Wednesday, September 1, 2010

"The bigger I get, the smaller you make me feel."

Elia Kazan is one of my three favorite directors. He never defined a trademark, yet watching his films you kinda know he was the man behind them.
Perhaps the way in which he aimed for a crude realism (without approaching documentary-like filmmaking) that still got the best out of method acting or maybe the way in which he always made black and white seem like the way life actually is.
The one thing I know is that not two of his movies are the same, which is why I wasn't too surprised watching A Face in the Crowd for the first time.

Not only is it an example of the remarkable work Kazan got out of his actors but also proves what might've been his only trademark of sorts: his interest in touching the subjects no one else would. He went from satirizing fetish in Baby Doll, condemning antisemitism in Gentleman's Agreement and creating one of the most disturbing psycho-sexual tragedies in A Streetcar named Desire. His works were usually condemned by conservatives which is why A Face in the Crowd probably seemed innocuous back in the day considering the things he'd done before. Today however, the film works as a scary parable for what the media can do.

My favorite shot in the film is a meta moment that encompasses three different levels addressed near the film's climax.

First we have the obvious, when for the first time we see Lonesome Rhodes (Andy Griffith) as who he really is.
We hear who he really is when his producer decides it's time to unmask the man who went from simpleton to monster. She opens an audio channel while the TV show credits run so that we can learn what the man in the television set thinks about us.
The catch here is that the we, isn't the film's audience but the TV audience within the movie. All throughout A Face in the Crowd, we have been granted with backstage passes to see what goes on in these people's private lives.
In a way we have worked as accomplices by going along with Lonesome's game.

This realization takes us to the next level of interpretation for we can't help but wonder (and I'm sure Kazan did it intentionally) what the filmmakers were thinking about the people watching the movie in the theater. After all A Face in the Crowd might be no different than any of Lonesome's media products.
It's made by an entertainer, it has a purpose and there's more going behind closed doors than we could even imagine.
Elia Kazan wanted people to question the media. To question what they were watching and hell, to even question a movie that questioned those very things.

Last but not least we have the "produced by Marcia Jeffries" title card which seems to go by innocently but contains a tragedy of almost Greek proportions to it.
In that moment, Marcia (a wonderful Patricia Neal), is finally aware that in order to destroy Lonesome she must also destroy herself.
The look on Neal's expressive eyes is heartbreaking and terrifying, she's a combination of Dr. Frankenstein realizing she created a monster and a mythological deity (think Prometheus) coming to terms with the sad notion that she might've given too much to someone who deserved so little.
Was Kazan suggesting we weren't ready to handle the media? Makes one wonder what he would have to say about the relentless advancements in current technology.
This also makes us wonder if all people behind the media are as considerate as Marcia, the obvious answer would be no but we are left questioning the ethical implications that come with creating media products and therefore once again are driven to the idea of gods as ultimate creators.
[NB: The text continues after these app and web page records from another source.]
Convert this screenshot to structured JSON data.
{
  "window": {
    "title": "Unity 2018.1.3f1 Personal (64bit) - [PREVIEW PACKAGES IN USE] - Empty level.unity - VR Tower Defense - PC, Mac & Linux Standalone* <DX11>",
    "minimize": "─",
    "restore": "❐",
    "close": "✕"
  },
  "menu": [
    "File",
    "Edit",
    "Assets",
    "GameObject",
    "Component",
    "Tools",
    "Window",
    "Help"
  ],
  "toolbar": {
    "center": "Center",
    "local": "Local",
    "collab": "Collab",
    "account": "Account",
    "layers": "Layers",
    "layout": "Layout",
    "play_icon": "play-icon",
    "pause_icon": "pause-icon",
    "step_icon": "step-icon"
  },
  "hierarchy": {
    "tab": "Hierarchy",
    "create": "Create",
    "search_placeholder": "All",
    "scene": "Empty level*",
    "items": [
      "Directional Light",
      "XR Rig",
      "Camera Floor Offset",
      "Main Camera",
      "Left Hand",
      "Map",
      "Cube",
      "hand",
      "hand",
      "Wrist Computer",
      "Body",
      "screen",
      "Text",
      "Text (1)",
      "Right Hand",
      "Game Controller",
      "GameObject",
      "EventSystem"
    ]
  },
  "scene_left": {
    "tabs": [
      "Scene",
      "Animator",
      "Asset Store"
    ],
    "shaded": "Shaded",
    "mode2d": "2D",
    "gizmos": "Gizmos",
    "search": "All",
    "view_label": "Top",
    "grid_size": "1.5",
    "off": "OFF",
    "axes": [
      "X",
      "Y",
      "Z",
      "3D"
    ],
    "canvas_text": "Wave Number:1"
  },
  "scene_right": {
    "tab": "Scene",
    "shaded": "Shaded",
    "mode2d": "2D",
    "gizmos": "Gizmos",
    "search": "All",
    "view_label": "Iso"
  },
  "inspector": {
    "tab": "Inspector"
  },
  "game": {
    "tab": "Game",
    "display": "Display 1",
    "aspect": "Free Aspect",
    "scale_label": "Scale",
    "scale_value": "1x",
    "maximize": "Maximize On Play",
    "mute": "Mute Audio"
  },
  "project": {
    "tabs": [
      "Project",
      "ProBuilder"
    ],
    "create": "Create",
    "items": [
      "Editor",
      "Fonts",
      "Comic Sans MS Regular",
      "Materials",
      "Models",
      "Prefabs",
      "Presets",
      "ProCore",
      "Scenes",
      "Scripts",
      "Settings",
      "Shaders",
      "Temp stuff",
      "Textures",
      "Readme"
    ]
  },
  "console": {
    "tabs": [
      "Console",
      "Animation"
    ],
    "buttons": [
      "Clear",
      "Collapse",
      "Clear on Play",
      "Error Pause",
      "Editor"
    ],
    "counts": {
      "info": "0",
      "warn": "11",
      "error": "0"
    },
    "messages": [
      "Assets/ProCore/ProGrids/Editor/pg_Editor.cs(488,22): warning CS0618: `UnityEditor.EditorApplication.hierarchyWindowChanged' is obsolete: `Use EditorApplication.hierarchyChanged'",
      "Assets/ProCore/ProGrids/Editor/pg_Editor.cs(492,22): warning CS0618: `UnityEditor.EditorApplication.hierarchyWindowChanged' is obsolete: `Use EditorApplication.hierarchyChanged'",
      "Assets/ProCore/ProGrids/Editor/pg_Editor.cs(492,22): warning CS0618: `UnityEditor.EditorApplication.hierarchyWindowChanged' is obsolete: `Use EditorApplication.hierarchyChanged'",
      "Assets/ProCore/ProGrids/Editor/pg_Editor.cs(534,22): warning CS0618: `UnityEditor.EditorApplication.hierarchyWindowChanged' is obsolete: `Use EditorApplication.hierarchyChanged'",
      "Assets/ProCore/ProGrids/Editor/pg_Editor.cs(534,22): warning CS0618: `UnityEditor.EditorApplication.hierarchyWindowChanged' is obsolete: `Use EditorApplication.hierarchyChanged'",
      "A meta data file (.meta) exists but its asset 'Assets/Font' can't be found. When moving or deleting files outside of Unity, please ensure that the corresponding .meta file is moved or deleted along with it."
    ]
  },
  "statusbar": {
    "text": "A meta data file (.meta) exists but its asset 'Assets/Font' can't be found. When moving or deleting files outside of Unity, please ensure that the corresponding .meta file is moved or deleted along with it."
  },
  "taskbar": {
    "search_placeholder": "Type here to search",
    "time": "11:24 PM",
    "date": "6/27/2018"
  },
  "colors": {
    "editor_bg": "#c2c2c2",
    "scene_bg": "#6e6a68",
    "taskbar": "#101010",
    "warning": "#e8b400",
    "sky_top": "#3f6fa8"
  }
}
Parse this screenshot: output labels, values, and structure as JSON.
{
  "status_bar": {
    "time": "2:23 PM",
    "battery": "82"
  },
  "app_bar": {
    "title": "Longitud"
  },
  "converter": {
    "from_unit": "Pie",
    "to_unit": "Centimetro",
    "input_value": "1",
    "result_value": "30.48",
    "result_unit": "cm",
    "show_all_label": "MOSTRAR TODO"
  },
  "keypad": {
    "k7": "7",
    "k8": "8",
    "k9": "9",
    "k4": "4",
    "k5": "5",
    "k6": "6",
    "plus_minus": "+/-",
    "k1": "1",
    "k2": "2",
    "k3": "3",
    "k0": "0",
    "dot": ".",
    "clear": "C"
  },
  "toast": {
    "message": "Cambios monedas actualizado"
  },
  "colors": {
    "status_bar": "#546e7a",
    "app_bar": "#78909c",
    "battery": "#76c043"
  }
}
Watching most of Kazan's films one gets the feeling that nothing really special is going on but this shot proves that if you take a closer look, they reveal unimaginable and unexpected depths.

As a bonus, and since I didn't get to do Bring It On with everyone else last week, here's the virginal Lee Remick (she was 22 and making her film debut!) giving Kirsten Dunst a run for her money in the cheering profession.

This post is part of the The Film Experience's Hit Me With Your Best Shot series.



what a lovely article. very insightful -- especially with the "produced by Marcia Jeffries which i didn't even notice.

also love the cheerleading Remick throwaway bit. awesome oh wow like totally freak me out

i'm still stunned several days later at how carnal this movie is. including the "virginal" Remick.

Michael Parsons said...

I remember seeing this film years ago. I do not remember much about it aside from feeling creepy and never being able to watch Matlock the same way.

Unknown said...

Thank you Nat!

Michael, I have never seen Matlock so I really had no Griffith memories to shatter hehehe.

Burning Reels said...

Still never seen this and I am generally very much a Kazan fan.

It's going on 'the list'...

Andrew K. said...

Great article, Jose. Of the pre-70s directors it's Kazan, Lean and Cukor for me...and Kazan wins for consistency. It sucks that he's never given the credit he deserves. I'm yet to see this one, but it sounds like one well worth the time.